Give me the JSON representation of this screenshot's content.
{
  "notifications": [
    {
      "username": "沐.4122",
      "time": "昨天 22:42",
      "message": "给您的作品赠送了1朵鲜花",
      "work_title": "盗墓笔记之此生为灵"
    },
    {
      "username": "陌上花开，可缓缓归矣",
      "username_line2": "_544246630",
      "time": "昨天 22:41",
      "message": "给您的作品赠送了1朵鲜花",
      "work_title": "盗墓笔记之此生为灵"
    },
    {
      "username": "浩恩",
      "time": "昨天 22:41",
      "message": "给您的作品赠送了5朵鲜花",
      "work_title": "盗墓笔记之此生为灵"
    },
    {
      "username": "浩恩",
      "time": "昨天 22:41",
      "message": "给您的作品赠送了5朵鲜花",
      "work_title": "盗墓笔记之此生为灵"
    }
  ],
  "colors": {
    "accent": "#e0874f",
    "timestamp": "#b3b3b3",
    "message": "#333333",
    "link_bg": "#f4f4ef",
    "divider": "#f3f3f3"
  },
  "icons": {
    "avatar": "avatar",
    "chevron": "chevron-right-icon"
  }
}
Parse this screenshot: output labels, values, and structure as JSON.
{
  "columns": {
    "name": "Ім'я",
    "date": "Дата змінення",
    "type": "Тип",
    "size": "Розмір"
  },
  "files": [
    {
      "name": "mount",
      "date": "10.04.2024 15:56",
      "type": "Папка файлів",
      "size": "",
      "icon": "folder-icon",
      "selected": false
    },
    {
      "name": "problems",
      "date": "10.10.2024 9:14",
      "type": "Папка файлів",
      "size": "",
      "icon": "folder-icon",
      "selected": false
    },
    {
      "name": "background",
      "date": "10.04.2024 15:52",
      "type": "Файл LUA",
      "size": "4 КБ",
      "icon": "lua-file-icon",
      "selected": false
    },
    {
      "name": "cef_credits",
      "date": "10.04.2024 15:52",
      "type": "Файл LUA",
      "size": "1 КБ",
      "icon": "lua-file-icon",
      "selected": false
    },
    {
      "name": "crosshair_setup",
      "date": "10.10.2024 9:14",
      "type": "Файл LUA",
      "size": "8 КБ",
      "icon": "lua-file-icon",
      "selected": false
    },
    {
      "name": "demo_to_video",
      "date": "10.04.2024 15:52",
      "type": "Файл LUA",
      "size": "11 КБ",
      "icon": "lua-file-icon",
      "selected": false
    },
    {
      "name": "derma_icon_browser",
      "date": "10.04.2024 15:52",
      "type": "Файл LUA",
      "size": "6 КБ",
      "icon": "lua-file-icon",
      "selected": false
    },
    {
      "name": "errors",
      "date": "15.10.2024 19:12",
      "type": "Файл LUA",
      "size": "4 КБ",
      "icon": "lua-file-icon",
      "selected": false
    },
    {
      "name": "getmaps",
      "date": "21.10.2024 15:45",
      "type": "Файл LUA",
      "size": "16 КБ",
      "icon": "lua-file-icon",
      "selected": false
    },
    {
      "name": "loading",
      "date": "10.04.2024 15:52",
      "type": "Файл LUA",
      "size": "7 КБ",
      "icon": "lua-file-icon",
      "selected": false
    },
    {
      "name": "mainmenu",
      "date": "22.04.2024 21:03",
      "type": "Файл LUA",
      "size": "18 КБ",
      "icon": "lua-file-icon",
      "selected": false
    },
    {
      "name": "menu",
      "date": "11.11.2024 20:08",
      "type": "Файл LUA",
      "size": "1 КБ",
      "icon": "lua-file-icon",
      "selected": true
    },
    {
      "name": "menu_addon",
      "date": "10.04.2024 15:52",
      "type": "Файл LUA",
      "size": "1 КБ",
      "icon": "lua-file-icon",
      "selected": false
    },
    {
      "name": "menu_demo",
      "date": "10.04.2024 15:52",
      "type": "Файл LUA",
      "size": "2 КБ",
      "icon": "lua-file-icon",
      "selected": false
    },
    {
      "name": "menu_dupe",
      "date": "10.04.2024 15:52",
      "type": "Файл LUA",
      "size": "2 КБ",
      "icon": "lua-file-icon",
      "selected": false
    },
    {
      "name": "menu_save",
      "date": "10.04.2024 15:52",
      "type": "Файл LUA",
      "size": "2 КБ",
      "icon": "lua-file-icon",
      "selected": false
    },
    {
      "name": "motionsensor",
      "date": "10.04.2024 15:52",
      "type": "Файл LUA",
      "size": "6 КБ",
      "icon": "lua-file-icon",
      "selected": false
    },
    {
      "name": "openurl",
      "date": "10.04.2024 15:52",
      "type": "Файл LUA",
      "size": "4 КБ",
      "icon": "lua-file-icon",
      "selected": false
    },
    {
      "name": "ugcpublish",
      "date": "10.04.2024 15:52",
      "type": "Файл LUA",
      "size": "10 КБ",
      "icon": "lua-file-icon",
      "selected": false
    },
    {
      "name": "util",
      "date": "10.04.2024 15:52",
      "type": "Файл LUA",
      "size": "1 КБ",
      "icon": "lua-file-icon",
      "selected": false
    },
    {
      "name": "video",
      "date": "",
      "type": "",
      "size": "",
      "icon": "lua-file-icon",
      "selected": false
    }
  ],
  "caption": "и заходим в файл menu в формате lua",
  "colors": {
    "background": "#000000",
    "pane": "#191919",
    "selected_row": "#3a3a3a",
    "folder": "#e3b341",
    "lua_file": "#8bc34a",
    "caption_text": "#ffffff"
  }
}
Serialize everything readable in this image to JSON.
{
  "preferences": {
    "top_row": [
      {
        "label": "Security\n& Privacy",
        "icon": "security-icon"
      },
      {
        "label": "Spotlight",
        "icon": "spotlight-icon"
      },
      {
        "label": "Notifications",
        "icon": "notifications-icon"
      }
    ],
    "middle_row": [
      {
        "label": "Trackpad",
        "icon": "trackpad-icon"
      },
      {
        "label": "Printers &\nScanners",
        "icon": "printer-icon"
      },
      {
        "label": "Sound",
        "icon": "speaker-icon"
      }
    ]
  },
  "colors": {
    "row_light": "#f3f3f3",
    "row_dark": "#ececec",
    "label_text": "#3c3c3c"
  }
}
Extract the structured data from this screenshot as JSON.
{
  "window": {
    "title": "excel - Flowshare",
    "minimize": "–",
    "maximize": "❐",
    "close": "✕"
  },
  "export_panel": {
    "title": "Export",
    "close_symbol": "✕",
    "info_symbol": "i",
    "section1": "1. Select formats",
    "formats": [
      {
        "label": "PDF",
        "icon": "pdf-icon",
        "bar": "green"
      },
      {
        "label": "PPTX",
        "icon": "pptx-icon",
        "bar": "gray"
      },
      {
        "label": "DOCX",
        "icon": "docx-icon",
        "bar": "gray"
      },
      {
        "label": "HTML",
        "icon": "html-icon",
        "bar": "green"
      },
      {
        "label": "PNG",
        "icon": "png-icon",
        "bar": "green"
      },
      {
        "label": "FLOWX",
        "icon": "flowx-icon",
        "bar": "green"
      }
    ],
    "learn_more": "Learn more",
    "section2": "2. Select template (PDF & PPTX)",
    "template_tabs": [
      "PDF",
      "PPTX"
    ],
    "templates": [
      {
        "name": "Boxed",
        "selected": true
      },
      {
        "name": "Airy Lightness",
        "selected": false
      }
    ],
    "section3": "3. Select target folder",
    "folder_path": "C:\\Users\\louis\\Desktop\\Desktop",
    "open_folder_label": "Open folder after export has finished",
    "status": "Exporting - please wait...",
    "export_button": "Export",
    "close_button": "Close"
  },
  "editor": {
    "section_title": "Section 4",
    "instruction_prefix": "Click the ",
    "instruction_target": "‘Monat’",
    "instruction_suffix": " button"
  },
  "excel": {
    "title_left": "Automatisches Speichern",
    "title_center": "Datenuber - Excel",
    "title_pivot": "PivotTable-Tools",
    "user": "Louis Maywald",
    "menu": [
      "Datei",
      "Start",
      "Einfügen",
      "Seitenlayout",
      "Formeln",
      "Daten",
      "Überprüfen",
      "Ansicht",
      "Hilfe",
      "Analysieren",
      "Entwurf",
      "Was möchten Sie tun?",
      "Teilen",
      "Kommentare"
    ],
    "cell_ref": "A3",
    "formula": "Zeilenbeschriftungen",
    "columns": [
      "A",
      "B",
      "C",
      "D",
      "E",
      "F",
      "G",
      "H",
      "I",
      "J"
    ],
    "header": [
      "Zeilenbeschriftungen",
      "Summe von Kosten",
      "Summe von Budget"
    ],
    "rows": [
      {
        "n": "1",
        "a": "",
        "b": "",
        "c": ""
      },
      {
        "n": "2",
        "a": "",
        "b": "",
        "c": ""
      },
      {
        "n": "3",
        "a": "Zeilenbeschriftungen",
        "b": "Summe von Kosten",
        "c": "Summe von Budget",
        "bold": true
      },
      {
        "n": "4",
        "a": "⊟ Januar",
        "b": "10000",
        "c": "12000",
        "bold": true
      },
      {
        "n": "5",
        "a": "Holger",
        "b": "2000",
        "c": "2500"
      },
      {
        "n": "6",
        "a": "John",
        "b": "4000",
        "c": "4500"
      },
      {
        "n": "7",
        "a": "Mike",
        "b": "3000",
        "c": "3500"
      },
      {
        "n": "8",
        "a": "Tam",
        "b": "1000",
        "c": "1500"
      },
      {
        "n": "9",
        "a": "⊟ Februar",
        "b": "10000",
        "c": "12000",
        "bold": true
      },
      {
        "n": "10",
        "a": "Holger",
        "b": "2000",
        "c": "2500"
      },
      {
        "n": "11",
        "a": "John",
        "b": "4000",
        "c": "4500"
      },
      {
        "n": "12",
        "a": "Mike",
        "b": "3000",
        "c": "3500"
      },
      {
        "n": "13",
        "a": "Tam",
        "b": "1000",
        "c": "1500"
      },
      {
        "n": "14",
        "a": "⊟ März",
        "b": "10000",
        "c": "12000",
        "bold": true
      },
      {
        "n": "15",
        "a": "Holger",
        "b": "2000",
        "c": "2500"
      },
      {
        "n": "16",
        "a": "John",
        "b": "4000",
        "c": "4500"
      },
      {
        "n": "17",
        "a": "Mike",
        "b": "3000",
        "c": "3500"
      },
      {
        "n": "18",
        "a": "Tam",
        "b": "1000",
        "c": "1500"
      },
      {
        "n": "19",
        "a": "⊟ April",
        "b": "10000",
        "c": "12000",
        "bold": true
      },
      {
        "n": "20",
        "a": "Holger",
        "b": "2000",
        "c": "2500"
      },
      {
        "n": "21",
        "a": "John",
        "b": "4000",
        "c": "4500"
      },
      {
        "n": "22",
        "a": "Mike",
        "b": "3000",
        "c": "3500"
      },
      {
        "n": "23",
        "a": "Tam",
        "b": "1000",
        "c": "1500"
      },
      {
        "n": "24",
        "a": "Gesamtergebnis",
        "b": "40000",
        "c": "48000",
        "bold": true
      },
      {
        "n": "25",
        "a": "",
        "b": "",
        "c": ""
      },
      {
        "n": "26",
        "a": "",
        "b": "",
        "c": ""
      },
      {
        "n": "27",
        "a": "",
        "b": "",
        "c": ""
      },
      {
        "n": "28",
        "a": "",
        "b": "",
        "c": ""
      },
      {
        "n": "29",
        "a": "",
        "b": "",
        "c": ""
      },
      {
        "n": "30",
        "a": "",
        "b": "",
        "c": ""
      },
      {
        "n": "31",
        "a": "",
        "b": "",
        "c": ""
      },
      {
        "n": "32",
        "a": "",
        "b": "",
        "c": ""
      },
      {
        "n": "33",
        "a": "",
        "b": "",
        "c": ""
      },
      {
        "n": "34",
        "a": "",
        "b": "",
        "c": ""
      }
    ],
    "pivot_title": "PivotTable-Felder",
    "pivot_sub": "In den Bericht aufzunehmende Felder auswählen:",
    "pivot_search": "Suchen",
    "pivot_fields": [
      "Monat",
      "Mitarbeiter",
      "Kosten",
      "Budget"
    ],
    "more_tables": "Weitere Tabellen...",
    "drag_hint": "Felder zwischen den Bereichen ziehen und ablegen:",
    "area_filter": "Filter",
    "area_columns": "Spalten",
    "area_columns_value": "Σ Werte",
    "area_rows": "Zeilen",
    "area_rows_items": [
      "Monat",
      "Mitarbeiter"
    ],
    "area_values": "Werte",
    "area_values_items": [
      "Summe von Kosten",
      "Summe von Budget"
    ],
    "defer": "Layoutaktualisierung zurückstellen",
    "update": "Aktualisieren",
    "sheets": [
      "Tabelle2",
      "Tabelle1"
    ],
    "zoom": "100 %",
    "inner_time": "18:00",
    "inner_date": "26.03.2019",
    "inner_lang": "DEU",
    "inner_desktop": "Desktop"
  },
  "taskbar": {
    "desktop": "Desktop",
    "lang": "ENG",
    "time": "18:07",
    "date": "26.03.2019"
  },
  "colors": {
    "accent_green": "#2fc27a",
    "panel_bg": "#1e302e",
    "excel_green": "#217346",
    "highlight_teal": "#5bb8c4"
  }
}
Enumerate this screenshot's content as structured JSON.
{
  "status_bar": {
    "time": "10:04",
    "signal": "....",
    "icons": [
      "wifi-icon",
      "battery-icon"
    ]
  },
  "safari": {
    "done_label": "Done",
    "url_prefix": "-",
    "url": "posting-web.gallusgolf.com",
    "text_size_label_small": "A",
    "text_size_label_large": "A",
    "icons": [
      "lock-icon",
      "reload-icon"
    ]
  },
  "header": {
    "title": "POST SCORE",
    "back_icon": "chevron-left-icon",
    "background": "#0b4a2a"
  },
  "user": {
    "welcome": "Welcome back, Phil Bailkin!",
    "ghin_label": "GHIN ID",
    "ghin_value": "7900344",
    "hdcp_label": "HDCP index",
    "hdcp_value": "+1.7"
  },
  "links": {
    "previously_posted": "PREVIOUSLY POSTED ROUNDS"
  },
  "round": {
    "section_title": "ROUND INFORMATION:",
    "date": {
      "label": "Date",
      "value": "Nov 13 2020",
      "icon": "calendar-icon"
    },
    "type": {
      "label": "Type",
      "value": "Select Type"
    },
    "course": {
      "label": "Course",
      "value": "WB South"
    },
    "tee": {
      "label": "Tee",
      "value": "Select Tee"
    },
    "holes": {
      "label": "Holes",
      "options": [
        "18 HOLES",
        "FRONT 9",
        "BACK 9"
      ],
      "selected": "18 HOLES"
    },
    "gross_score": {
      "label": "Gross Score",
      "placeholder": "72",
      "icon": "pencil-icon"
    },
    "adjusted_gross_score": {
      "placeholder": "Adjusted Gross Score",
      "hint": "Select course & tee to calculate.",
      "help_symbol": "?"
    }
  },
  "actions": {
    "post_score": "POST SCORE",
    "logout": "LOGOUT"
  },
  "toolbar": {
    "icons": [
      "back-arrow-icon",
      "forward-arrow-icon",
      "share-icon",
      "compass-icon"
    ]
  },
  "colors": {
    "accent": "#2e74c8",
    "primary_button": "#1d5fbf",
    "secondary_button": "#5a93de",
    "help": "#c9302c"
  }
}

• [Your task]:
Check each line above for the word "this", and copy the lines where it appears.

• [Result of the exercise]:
Give me the JSON representation of this screenshot's content.
Parse this screenshot: output labels, values, and structure as JSON.
Serialize everything readable in this image to JSON.
Extract the structured data from this screenshot as JSON.
Enumerate this screenshot's content as structured JSON.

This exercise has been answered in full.